  • Participants will define and evaluate critical terminology such as microaggression, microassault, microinsult, and microinvalidation.
  • While faculty and supervisors cannot promise a microaggressive-free space for their students and employees, they can take proactive steps to cultivate a learning and working environment that is inclusive and respectful. This involves establishing classroom and departmental norms for discussions and teamwork, helping students and employees use correct terminology when addressing each other, and incorporating microaffirmations in the classroom and office.
  • Through active discussion, vignettes, polls, and case studies, participants will learn detailed steps to implement prior to and after the microaggression has taken place. These techniques involve asking for clarity, reframing the conversation, and grabbing the “teachable moment.” As painful as it may be for those who were affected, there is always a message to be learned for all involved.

Leadership Lessons Out of Left Field
Presented by David Clute

Date: Wednesday, November 2, 2022
Time: 10:00 am – 12:00 pm
Location: JCCC, Room MTC 211

If you are sincere about learning and growing, and if you are paying attention, sometimes the most difficult situations can yield the most valuable insights. Being uprooted, bullied, isolated, discriminated, shunned and even abused can be golden opportunities for you to evolve. Nobody deserves to suffer pain, but many do; and some have figured out how to make lemonade out of lemons. This session will illustrate how turning survival into thriving may only be a matter of perspective.

Objectives: This presentation will provide a framework for:

  • Describing the phenomena of leadership and following
  • Identifying when leadership is misdirected
  • Distinguishing between power, authority, influence and persuasion
  • Cultivating more effective personal influence

Time Management
Presented by Paula Clay

Date: Thursday, January 19, 2023
Time: 1:00 – 3:00 pm
Location: Online on Zoom

There are ever increasing demands on faculty's time, due to vacant positions, budget reductions, and the increase in the needs of students. In this workshop, Paula will share time-management strategies that help faculty get more out of their workday.

Objectives: In this workshop, you will learn:

  • How to think differently about time management
  • Time management tips
  • How to incorporate technology to stay connected and organized
  • Setting boundaries that protect their time

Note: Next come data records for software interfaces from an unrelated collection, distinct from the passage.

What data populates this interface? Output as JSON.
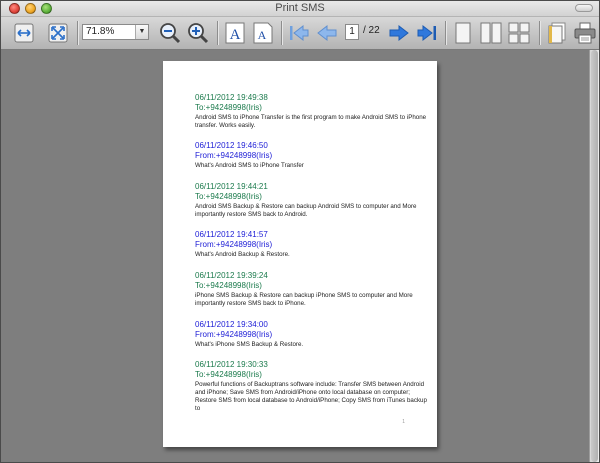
{
  "window": {
    "title": "Print SMS"
  },
  "toolbar": {
    "zoom_value": "71.8%",
    "current_page": "1",
    "page_total": "/ 22",
    "buttons": [
      "fit-width",
      "fit-page",
      "zoom-out",
      "zoom-in",
      "text-size-large",
      "text-size-small",
      "first-page",
      "previous-page",
      "next-page",
      "last-page",
      "single-page",
      "two-pages",
      "four-pages",
      "page-setup",
      "print"
    ]
  },
  "colors": {
    "sent": "#1b7a4c",
    "received": "#1c1cd6"
  },
  "page": {
    "page_number": "1",
    "messages": [
      {
        "timestamp": "06/11/2012 19:49:38",
        "contact": "To:+94248998(Iris)",
        "direction": "sent",
        "body": "Android SMS to iPhone Transfer is the first program to make Android SMS to iPhone transfer. Works easily."
      },
      {
        "timestamp": "06/11/2012 19:46:50",
        "contact": "From:+94248998(Iris)",
        "direction": "received",
        "body": "What's Android SMS to iPhone Transfer"
      },
      {
        "timestamp": "06/11/2012 19:44:21",
        "contact": "To:+94248998(Iris)",
        "direction": "sent",
        "body": "Android SMS Backup & Restore can backup Android SMS to computer and More importantly restore SMS back to Android."
      },
      {
        "timestamp": "06/11/2012 19:41:57",
        "contact": "From:+94248998(Iris)",
        "direction": "received",
        "body": "What's Android Backup & Restore."
      },
      {
        "timestamp": "06/11/2012 19:39:24",
        "contact": "To:+94248998(Iris)",
        "direction": "sent",
        "body": "iPhone SMS Backup & Restore can backup iPhone SMS to computer and More importantly restore SMS back to iPhone."
      },
      {
        "timestamp": "06/11/2012 19:34:00",
        "contact": "From:+94248998(Iris)",
        "direction": "received",
        "body": "What's iPhone SMS Backup & Restore."
      },
      {
        "timestamp": "06/11/2012 19:30:33",
        "contact": "To:+94248998(Iris)",
        "direction": "sent",
        "body": "Powerful functions of Backuptrans software include: Transfer SMS between Android and iPhone; Save SMS from Android/iPhone onto local database on computer; Restore SMS from local database to Android/iPhone; Copy SMS from iTunes backup to"
      }
    ]
  }
}
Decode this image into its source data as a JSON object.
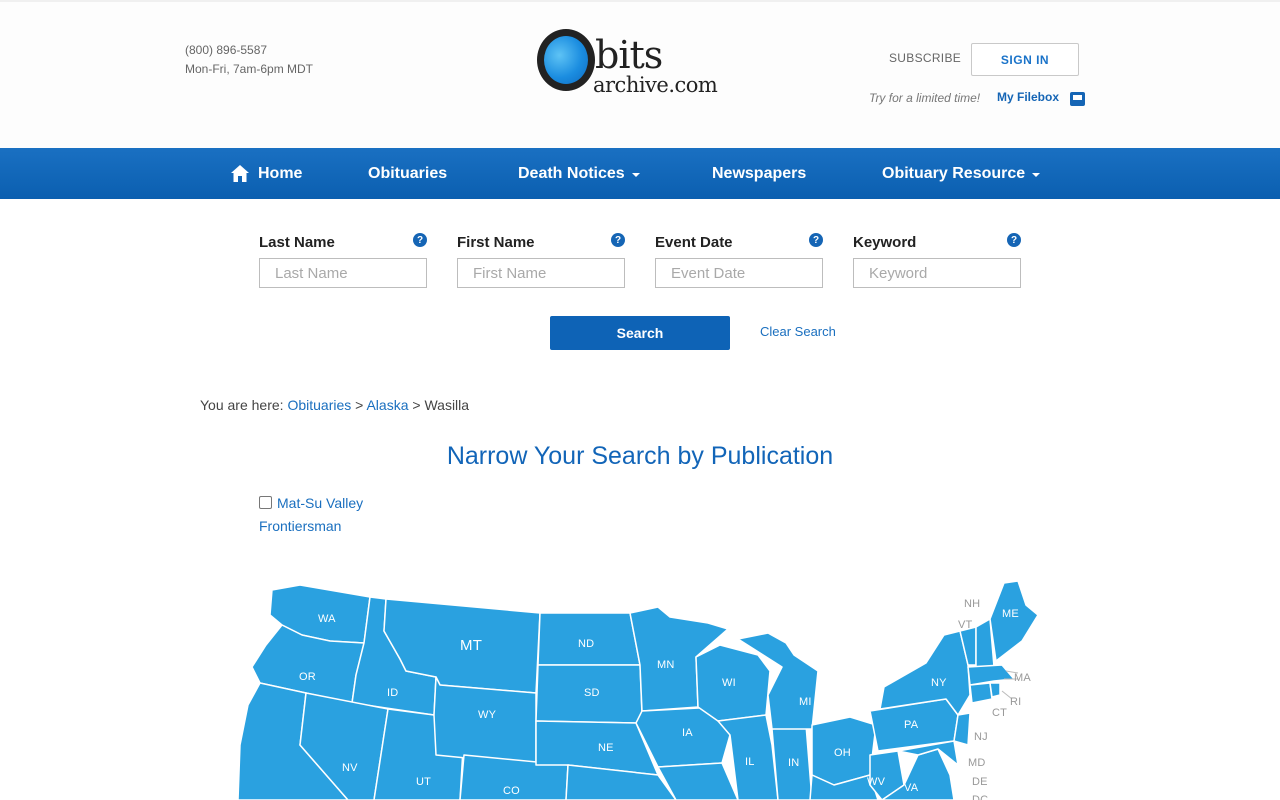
{
  "header": {
    "phone": "(800) 896-5587",
    "hours": "Mon-Fri, 7am-6pm MDT",
    "logo_main": "bits",
    "logo_sub": "archive.com",
    "subscribe_label": "SUBSCRIBE",
    "signin_label": "SIGN IN",
    "promo_text": "Try for a limited time!",
    "filebox_label": "My Filebox"
  },
  "nav": {
    "home": "Home",
    "obituaries": "Obituaries",
    "death_notices": "Death Notices",
    "newspapers": "Newspapers",
    "obituary_resource": "Obituary Resource"
  },
  "search": {
    "fields": [
      {
        "label": "Last Name",
        "placeholder": "Last Name",
        "value": ""
      },
      {
        "label": "First Name",
        "placeholder": "First Name",
        "value": ""
      },
      {
        "label": "Event Date",
        "placeholder": "Event Date",
        "value": ""
      },
      {
        "label": "Keyword",
        "placeholder": "Keyword",
        "value": ""
      }
    ],
    "help_glyph": "?",
    "search_label": "Search",
    "clear_label": "Clear Search"
  },
  "breadcrumb": {
    "prefix": "You are here:",
    "items": [
      "Obituaries",
      "Alaska",
      "Wasilla"
    ],
    "separator": ">"
  },
  "publications": {
    "title": "Narrow Your Search by Publication",
    "items": [
      {
        "label": "Mat-Su Valley Frontiersman",
        "checked": false
      }
    ]
  },
  "map": {
    "fill_color": "#2aa1e0",
    "states": [
      "WA",
      "MT",
      "ND",
      "MN",
      "OR",
      "ID",
      "SD",
      "WI",
      "MI",
      "NY",
      "WY",
      "NE",
      "IA",
      "PA",
      "NV",
      "UT",
      "CO",
      "IL",
      "IN",
      "OH",
      "WV",
      "VA",
      "ME"
    ],
    "external_labels": [
      "NH",
      "VT",
      "MA",
      "RI",
      "CT",
      "NJ",
      "MD",
      "DE",
      "DC"
    ]
  },
  "colors": {
    "nav_bg": "#0e63b6",
    "link": "#1a6fbf",
    "title": "#1265b8"
  }
}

Really Dislike Conflict! What Can I Do?
Presented by John Hamilton

Date: Tuesday, February 7, 2023
Time: 1:00 – 3:30 pm
Location: Online on Zoom

Most people find conflict to be uncomfortable and they do their best to avoid it or to fight back. That avoidance or fighting back usually makes the situation worse and escalation of the conflict tend to follow. This workshop looks at the basic dynamics of conflict and how some basic skills can be learned and utilized that can calm the conflict and encourage meaningful dialogue about the issue. By the end of this session, participants will learn basic conflict resolution skills and how to change negative situations into more constructive situations.

Objectives: In this workshop, participants will:

  • Learn how to reframe the concept of conflict and understand the importance of empathy
  • Understand the physiological actions that contribute to inappropriate responses to conflict
  • Learn basic techniques that can be used to calm conflict situations
  • Understand the importance of self-analysis to better understand how you respond to conflict

Student Engagement – Learner-Centered Instruction
Presented by Tom Grady

Date: Thursday, April 27, 2023
Time: 1:00 – 4:00 pm
Location: Online on Zoom

This session will provide participants with evidence-based, learner-centered instructional practices that focus on increasing student engagement.

Objectives: Upon completion of this session, participants will:

  • Discuss and share instructional practices that foster learner engagement
  • Demonstrate an understanding of various learner-centered course designs
  • Create an action plan to implement evidence-based, learner-centered strategies

Committed to providing professional development opportunities for the faculty and staff of its member institutions.